» **Task directions**: Reproduce the data shown below exactly.

» **Available records**:
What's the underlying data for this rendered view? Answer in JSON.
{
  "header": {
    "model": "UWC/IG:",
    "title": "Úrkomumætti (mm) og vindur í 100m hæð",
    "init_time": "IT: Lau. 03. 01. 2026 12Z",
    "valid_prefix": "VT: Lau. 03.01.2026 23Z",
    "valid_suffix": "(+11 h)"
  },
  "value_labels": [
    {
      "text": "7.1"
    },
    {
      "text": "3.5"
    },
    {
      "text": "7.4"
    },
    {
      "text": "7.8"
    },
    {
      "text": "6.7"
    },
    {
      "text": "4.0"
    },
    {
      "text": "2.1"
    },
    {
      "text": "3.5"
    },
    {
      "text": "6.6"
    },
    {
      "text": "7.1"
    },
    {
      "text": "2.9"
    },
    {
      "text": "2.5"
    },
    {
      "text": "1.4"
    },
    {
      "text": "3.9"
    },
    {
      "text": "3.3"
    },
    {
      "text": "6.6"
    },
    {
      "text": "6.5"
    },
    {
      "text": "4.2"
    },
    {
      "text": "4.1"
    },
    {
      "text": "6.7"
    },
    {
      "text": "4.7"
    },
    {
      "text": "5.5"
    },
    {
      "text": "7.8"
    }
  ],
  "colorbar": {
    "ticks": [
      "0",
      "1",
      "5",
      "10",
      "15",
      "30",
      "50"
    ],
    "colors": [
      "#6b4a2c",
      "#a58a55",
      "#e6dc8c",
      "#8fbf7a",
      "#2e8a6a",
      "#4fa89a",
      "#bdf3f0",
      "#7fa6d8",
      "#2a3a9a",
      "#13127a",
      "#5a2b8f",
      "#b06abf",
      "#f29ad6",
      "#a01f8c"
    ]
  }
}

» **Exercise result**:
What's the underlying data for this rendered view? Answer in JSON.
{
  "header": {
    "model": "UWC/IG:",
    "title": "Úrkomumætti (mm) og vindur í 100m hæð",
    "init_time": "IT: Lau. 03. 01. 2026 12Z",
    "valid_prefix": "VT: Lau. 03.01.2026 23Z",
    "valid_suffix": "(+11 h)"
  },
  "value_labels": [
    {
      "text": "7.1"
    },
    {
      "text": "3.5"
    },
    {
      "text": "7.4"
    },
    {
      "text": "7.8"
    },
    {
      "text": "6.7"
    },
    {
      "text": "4.0"
    },
    {
      "text": "2.1"
    },
    {
      "text": "3.5"
    },
    {
      "text": "6.6"
    },
    {
      "text": "7.1"
    },
    {
      "text": "2.9"
    },
    {
      "text": "2.5"
    },
    {
      "text": "1.4"
    },
    {
      "text": "3.9"
    },
    {
      "text": "3.3"
    },
    {
      "text": "6.6"
    },
    {
      "text": "6.5"
    },
    {
      "text": "4.2"
    },
    {
      "text": "4.1"
    },
    {
      "text": "6.7"
    },
    {
      "text": "4.7"
    },
    {
      "text": "5.5"
    },
    {
      "text": "7.8"
    }
  ],
  "colorbar": {
    "ticks": [
      "0",
      "1",
      "5",
      "10",
      "15",
      "30",
      "50"
    ],
    "colors": [
      "#6b4a2c",
      "#a58a55",
      "#e6dc8c",
      "#8fbf7a",
      "#2e8a6a",
      "#4fa89a",
      "#bdf3f0",
      "#7fa6d8",
      "#2a3a9a",
      "#13127a",
      "#5a2b8f",
      "#b06abf",
      "#f29ad6",
      "#a01f8c"
    ]
  }
}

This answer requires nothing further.